that combine to modify the sound. The small keyboard mounts on a sort
of telescoping camera tripod that was intended to be positioned in front
of the standard acoustic piano keyboard, allowing both to be played
simultaneously. A veritable "orchestra at your fingertips",
as the Clavioline owner's manual proclaims.
11 December 1998 + 15 June 1999 Additions, all intended for publication
Since the release of Object Holder in 1995, Biota has managed to move
the entire studio to a new location. Our work on the follow-up to Object
Holder proceeds in these new headquarters. It's in the hills surrounding
the city. A different environment than the Mulberry Street studio -
preferable in some ways.
We feel this new sound environment (the technology, the acoustics, and
the setting - the physical surroundings) has influenced the musical
outcome. Not so surprising, I guess, since our compositional and performance
process is so intimately tied to the studio. Individual instrumental
parts were often developed outside of this setting, but their roles
only became clear when the studio production - the arrangements, the
processing, the mixing - were underway. Perhaps listeners will detect
a different albeit intangible "sound" relative to Object Holder
and the earlier work.
This bring to mind your question about the light in which we view our
For me (and probably others in the group) it is the same light as I
view the present. I really don't make any distinctions between the old
and the new, other than to note overt characteristics that are the product
of our natural evolution. (For example, changes from project to project
in our treatment and emphasis of the human voice.) From a producer's
perspective, the core of our philosophy toward the sound studio has
not changed since the early years. We still compose, record, mutate,
and assemble the sounds in similar fashion. I don't believe we ever
abandoned our past - including the Mnemonist Orchestra years. But I'm
close to the process itself, so my perspective is biased.
As for comments on the new Biota CD project, nearing completion:
This will indeed be an extension and development of our Object Holder
approach - a natural evolution. Very tuneful, with the usual diversity
of historical references and odd instrumentation. The guitars and accordion
are joined by nae (Thai shawm), Hurdy-Gurdy, vintage pump organ, vintage
Clavioline (ref. Ra and ZNR), the trusty Marxophone, various bowed strings,
and Vrtacek's piano. Our singer/violinist is Genevieve Heistek, of Montreal.
The program will be lengthy, and likely max out a single CD.
The new work, begun in 1995, is Biota's second project to emphasize
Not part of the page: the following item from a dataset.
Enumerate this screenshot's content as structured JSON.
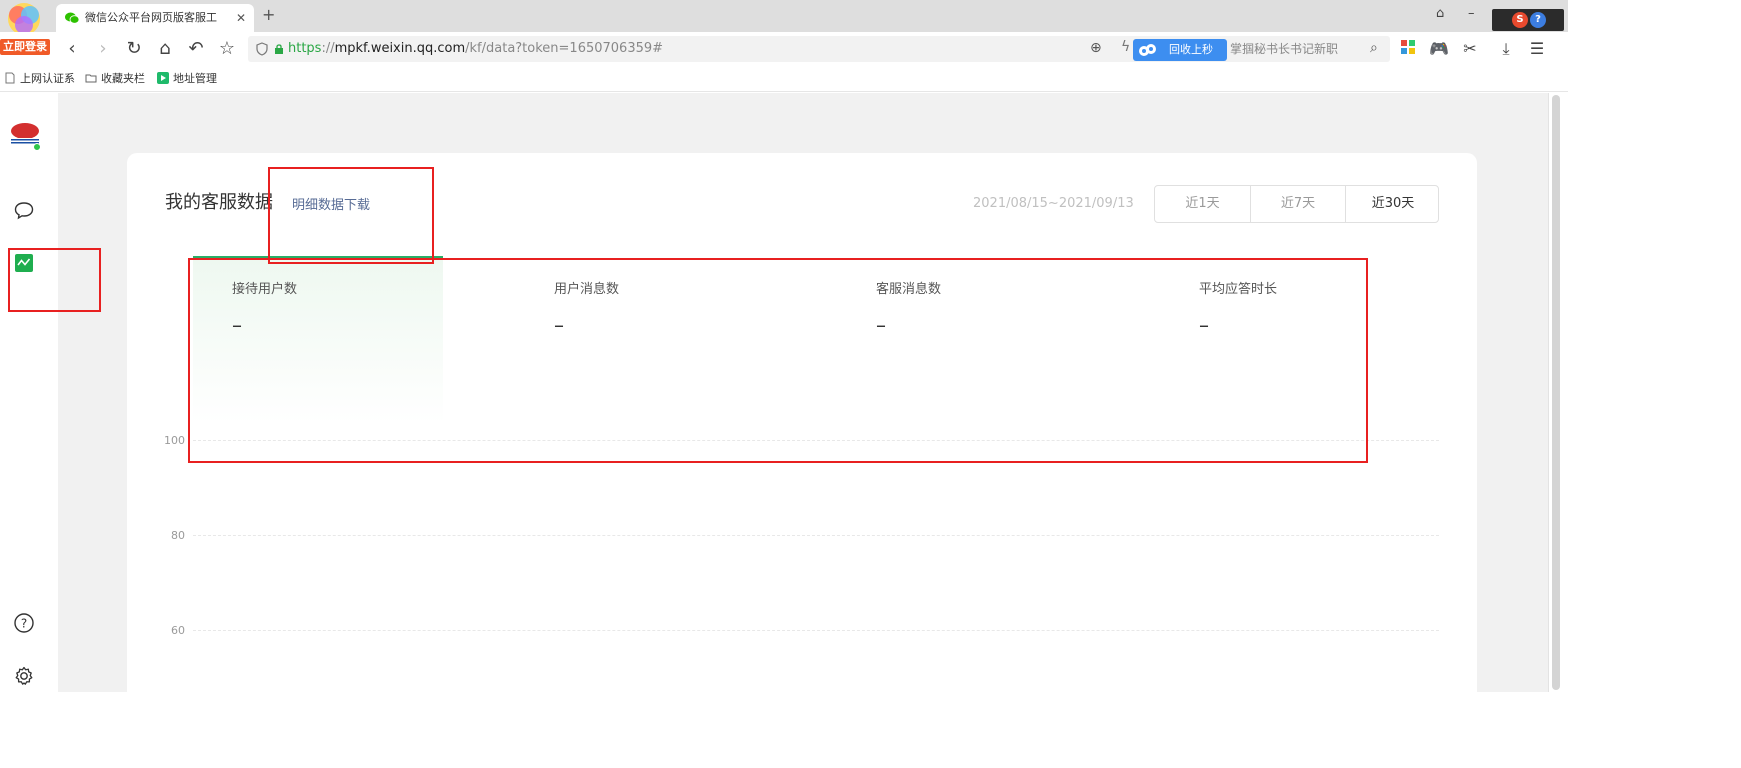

the human voice. Like Object Holder, there is a blend of natural voice
and instrumental parts subtly processed to serve a vocal function. But
the focus is on the immediacy and the direct emotional connection provided
by a naturally sung part. This is the project's link with folk musics,
along with the utilization of traditional song structures and associated
instrumentation. Ideally, this familiarity works at a somewhat subversive
level to draw the listener into what is really a series of unorthodox
So our loosely programmatic, film-like presentation is retained, with
the settings favoring the embracing, unifying role of music in tradition.
We are striving for an historical, even sentimental perspective that
will invite the listener into the compositional process. As a result,
I suspect these new tunes will seem outwardly conventional to some listeners
- but deceptively so.
© Beppe Colli 1994 - 2005
CloudsandClocks.net | March 8, 2005